Not only were traditional leftist parties unable to bring new talent into leadership positions this electoral season, leading to shakeups on the campaign trail, but so too were right-wing parties.

The recently founded Evópoli Party gained five new congressional seats, giving it six representatives in Congress. It also got two candidates elected to the Senate.

Within Chile’s conservative right wing, which is dominated by parties born to defend Pinochet’s legacy, Evópoli stands out for its slightly more liberal and open-minded outlook.

It cannot yet challenge the electoral strength of other conservative parties —Evópoli’s 40-year-old leader, Felipe Kast, unsuccessfully challenged Piñera in the June presidential primary— but its modern discourse is speaking to younger audiences.

Presidential Uncertainty

Piñera, who was Chile’s president from 2010 to 2014, will now face off against Guillier in a tough second election. In the lead-up to the first round of voting, opinion polls gave him between 43 percent and 46 percent of the popular vote in an eight-person contest.

Winning with 36.6 percent of the vote was thus a victory with a bitter taste for Piñera. Pundits are offering numerous theories to explain his unimpressive showing.
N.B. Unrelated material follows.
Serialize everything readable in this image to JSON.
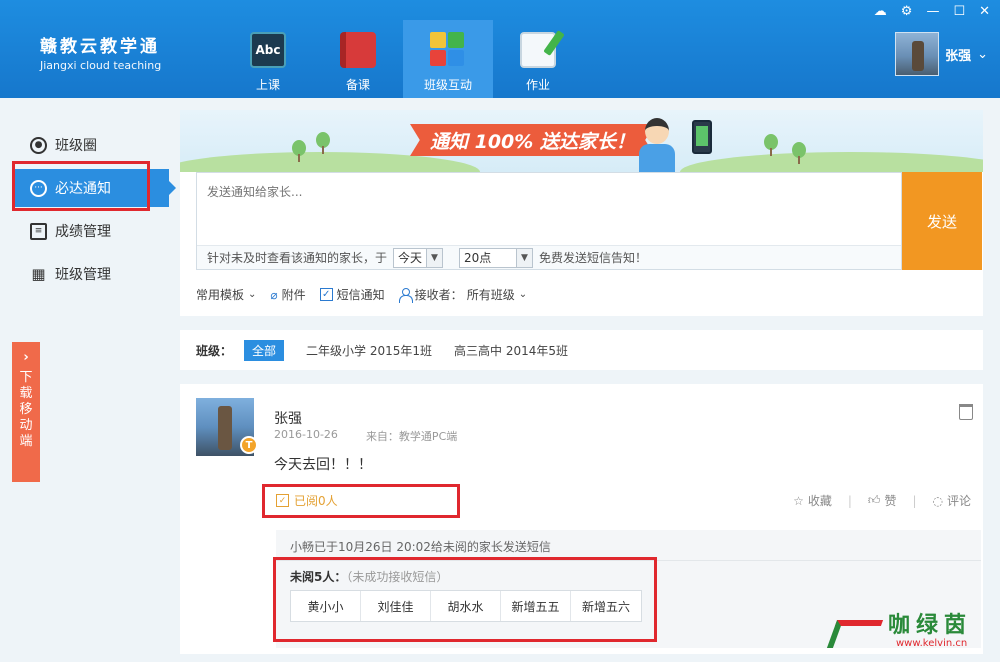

The simplest is that polls in Chile failed miserably, as they’ve done across the world this past year.

Another analysis holds that Chileans are simply not as unhappy with Socialist President Michelle Bachelet’s administration as the right wing insisted. Conservatives have criticized Bachelet’s controversial changes to education and tax policy as unpopular and wrong-headed. But it now seems like headlines were more negative on Bachelet’s reforms than voters were.

A third hypothesis blames a far-right candidate, José Antonio Kast, for Piñera’s weak performance. He unexpectedly challenged Piñera from the right by appealing to Christian values, Pinochet nostalgia and anti-immigration sentiment. Kast, who is the uncle of Evópoli Party head Felipe Kast, got 7.9 percent of votes.

After celebrating his fourth-place finish, which many believe —or fear— could lead to a new far-right movement to form in Chile, Kast quickly endorsed Piñera. Most of his supporters will almost surely vote for Piñera in the second round.

Still, that’s not enough to ensure victory. Political wisdom teaches that runoffs are decided in the center, but to win over moderate conservatives, Piñera would have to adopt somewhat more liberal positions. He cannot do that without alienating his emboldened right flank.

To be sure, Piñera’s 14-point lead over Guillier still makes him the favorite to win Chile’s presidency. But what was presented as fact is now just probability. Reflecting this new uncertainty, the Chilean stock market dropped six points the day after the election.

The Leftist Puzzle

If Piñera’s position is uncertain, so, too, is his opponent’s. Guillier represents the ruling center-left New Majority coalition, heir to the alliance that defeated Pinochet in 1988 and subsequently governed Chile undefeated for two decades.

Fourteen points is not an insurmountable gap, but beating Piñera will require complex negotiations within the left. Carolina Goic, who finished fifth with 5.8 percent as candidate of the declining Christian Democratic Party, has already pledged her allegiance to Guillier.

Chilean presidential candidate Sebastián Piñera arrives to attend a press conference in Santiago de Chile on November 20, 2017. (MARTIN BERNETTI/AFP/Getty Images)

The progressive Marco Enríquez-Ominami, a progressive outsider who did well in the 2009 presidential election, has also swung his 5.7 percent of first-round voters over to Guillier.

But to win, Guillier needs Beatriz Sánchez’s 20 percent, or 1.2 million voters. Her left-wing Broad Front Party has said it will not join Guillier’s coalition, but many of Sánchez’s ardently anti-right-wing supporters will back Guillier anyway.

The question is whether Sánchez and other Broad Front leaders will encourage the rest of their electorate —many of whom see Piñera and Guillier as just flip sides of the same neoliberal coin— to support Guillier, the more leftist of the two.

The Broad Front, a party founded just over a year ago, now holds the key to Chile’s political future. Chilean politics have officially entered the realm of the unknown.

This article was originally published on The Conversation. Read the original article.
The Conversation